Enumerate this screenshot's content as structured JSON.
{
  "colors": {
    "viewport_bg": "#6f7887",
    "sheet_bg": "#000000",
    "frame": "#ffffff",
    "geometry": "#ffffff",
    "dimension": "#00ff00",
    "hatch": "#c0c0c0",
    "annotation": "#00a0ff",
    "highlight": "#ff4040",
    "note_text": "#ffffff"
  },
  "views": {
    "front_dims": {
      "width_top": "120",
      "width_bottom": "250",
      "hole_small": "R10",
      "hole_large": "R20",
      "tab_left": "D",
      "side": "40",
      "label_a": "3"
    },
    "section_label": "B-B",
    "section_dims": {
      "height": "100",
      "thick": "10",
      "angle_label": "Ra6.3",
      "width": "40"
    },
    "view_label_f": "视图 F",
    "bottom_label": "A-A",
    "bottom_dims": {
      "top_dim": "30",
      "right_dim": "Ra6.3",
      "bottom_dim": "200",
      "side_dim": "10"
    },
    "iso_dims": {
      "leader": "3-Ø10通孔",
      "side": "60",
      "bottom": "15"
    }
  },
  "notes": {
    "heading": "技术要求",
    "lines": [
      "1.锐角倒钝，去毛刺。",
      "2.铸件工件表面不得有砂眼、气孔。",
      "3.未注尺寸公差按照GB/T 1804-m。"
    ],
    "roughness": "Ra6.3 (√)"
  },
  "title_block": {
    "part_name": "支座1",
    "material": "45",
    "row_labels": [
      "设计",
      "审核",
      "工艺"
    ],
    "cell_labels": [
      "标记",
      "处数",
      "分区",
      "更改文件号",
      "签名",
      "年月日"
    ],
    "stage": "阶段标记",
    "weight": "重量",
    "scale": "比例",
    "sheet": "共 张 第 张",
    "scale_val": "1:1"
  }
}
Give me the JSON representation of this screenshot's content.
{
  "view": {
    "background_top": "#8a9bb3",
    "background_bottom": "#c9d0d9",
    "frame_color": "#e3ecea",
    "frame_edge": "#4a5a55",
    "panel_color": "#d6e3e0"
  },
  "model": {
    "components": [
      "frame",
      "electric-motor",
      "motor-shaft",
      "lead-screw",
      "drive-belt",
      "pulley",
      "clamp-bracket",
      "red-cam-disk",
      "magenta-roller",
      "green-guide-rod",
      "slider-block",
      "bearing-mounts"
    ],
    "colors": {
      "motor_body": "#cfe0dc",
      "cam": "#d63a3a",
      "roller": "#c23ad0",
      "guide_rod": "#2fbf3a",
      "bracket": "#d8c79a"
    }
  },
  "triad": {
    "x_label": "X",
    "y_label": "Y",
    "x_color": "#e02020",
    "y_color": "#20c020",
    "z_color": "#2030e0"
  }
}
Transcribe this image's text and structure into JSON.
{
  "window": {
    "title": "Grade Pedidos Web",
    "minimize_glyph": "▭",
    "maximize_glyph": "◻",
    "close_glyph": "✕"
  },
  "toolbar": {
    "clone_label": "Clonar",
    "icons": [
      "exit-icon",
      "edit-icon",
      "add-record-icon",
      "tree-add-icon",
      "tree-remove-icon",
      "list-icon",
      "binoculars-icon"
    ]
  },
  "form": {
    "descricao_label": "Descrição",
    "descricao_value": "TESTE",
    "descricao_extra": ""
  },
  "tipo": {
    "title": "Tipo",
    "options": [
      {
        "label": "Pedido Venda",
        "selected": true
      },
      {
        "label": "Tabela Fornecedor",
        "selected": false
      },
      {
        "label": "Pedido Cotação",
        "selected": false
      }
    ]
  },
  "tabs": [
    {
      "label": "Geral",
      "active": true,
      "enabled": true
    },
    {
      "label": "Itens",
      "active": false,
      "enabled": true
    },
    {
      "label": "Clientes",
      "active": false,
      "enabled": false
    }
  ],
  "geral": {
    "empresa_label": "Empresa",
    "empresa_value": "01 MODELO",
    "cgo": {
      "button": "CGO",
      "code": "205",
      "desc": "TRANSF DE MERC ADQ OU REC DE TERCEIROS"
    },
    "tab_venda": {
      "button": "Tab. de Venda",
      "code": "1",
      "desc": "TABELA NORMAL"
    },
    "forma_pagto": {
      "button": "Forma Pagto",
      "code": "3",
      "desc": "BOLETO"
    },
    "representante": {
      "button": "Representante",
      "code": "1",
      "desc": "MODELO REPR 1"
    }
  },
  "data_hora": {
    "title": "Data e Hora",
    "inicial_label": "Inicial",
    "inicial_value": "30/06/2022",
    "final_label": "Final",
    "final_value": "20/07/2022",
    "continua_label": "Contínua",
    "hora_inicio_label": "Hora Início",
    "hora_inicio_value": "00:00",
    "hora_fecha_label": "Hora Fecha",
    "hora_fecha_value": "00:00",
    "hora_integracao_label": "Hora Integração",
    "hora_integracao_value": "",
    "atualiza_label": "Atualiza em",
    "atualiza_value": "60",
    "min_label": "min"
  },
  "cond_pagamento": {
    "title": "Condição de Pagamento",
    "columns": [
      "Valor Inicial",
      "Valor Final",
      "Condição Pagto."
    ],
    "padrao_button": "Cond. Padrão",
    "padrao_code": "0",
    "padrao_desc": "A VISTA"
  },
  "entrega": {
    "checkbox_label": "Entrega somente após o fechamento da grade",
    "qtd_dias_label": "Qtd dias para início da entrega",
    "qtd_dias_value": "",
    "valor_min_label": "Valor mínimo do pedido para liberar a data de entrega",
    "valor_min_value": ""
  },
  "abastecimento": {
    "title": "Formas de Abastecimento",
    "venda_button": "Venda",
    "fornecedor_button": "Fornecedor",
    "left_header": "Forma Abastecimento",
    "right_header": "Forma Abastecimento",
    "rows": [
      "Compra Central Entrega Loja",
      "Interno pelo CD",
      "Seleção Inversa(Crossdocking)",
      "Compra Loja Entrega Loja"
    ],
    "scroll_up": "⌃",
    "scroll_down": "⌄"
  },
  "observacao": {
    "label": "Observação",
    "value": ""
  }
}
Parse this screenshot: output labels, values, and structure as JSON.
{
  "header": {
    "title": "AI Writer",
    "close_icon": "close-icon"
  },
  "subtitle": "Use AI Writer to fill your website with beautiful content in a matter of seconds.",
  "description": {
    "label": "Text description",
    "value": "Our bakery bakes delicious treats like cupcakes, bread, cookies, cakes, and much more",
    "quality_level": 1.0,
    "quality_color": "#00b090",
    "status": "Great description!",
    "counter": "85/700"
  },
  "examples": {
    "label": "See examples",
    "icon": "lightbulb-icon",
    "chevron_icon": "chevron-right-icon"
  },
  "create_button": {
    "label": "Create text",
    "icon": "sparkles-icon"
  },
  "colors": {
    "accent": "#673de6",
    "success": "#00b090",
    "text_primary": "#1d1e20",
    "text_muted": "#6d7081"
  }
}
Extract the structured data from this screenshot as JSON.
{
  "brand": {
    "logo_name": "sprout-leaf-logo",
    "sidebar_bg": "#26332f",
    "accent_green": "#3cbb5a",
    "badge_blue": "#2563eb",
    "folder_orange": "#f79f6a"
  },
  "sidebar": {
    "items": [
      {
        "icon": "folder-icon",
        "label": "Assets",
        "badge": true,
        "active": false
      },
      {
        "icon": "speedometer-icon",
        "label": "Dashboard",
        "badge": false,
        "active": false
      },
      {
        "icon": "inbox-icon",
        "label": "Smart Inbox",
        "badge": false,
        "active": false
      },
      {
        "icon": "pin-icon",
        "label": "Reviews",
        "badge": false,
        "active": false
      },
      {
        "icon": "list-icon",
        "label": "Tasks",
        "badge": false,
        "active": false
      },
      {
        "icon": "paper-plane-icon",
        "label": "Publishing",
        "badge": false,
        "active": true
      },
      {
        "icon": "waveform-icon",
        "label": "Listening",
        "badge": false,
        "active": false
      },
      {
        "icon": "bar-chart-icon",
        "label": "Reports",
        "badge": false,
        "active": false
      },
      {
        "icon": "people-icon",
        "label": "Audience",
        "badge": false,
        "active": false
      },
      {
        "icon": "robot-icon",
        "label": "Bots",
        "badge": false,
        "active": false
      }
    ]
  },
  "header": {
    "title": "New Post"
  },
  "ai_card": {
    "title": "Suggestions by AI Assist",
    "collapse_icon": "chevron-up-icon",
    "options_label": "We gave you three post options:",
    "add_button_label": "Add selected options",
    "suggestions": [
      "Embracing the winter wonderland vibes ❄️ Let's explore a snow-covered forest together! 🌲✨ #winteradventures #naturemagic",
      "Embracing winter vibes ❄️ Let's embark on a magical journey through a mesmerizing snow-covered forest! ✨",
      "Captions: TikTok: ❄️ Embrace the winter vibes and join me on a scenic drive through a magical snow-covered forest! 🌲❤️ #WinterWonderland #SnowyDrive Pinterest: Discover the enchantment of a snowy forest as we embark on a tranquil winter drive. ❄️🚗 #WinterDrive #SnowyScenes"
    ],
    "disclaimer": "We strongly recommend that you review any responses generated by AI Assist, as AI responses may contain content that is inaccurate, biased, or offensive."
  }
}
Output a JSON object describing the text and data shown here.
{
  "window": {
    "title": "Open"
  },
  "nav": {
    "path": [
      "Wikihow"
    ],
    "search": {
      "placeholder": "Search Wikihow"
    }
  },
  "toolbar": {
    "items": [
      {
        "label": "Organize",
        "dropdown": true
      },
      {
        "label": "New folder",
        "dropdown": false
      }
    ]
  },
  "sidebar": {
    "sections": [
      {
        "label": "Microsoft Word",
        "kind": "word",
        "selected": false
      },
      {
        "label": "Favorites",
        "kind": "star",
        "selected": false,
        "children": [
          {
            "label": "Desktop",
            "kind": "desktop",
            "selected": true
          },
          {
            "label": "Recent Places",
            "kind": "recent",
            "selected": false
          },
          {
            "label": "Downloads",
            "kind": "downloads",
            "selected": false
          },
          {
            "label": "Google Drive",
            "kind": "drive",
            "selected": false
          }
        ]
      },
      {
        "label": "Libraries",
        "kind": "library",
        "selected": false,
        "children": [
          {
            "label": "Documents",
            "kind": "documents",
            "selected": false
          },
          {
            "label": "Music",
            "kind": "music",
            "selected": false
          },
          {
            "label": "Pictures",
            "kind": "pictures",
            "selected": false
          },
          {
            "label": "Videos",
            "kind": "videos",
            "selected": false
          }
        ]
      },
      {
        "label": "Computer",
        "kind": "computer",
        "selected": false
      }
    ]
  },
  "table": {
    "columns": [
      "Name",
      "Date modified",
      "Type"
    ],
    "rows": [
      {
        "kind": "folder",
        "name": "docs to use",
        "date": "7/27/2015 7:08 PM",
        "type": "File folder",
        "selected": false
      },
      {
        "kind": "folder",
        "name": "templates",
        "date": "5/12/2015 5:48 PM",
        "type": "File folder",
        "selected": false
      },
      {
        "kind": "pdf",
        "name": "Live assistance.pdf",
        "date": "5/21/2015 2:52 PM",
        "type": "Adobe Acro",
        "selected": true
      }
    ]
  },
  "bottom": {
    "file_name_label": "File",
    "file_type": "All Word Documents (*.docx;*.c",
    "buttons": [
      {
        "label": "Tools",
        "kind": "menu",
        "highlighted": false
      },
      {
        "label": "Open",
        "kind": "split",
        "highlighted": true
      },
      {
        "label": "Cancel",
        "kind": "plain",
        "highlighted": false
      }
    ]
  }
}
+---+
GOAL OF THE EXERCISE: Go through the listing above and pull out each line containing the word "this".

COMPLETED TASK:
Enumerate this screenshot's content as structured JSON.
Give me the JSON representation of this screenshot's content.
Transcribe this image's text and structure into JSON.
Parse this screenshot: output labels, values, and structure as JSON.
Extract the structured data from this screenshot as JSON.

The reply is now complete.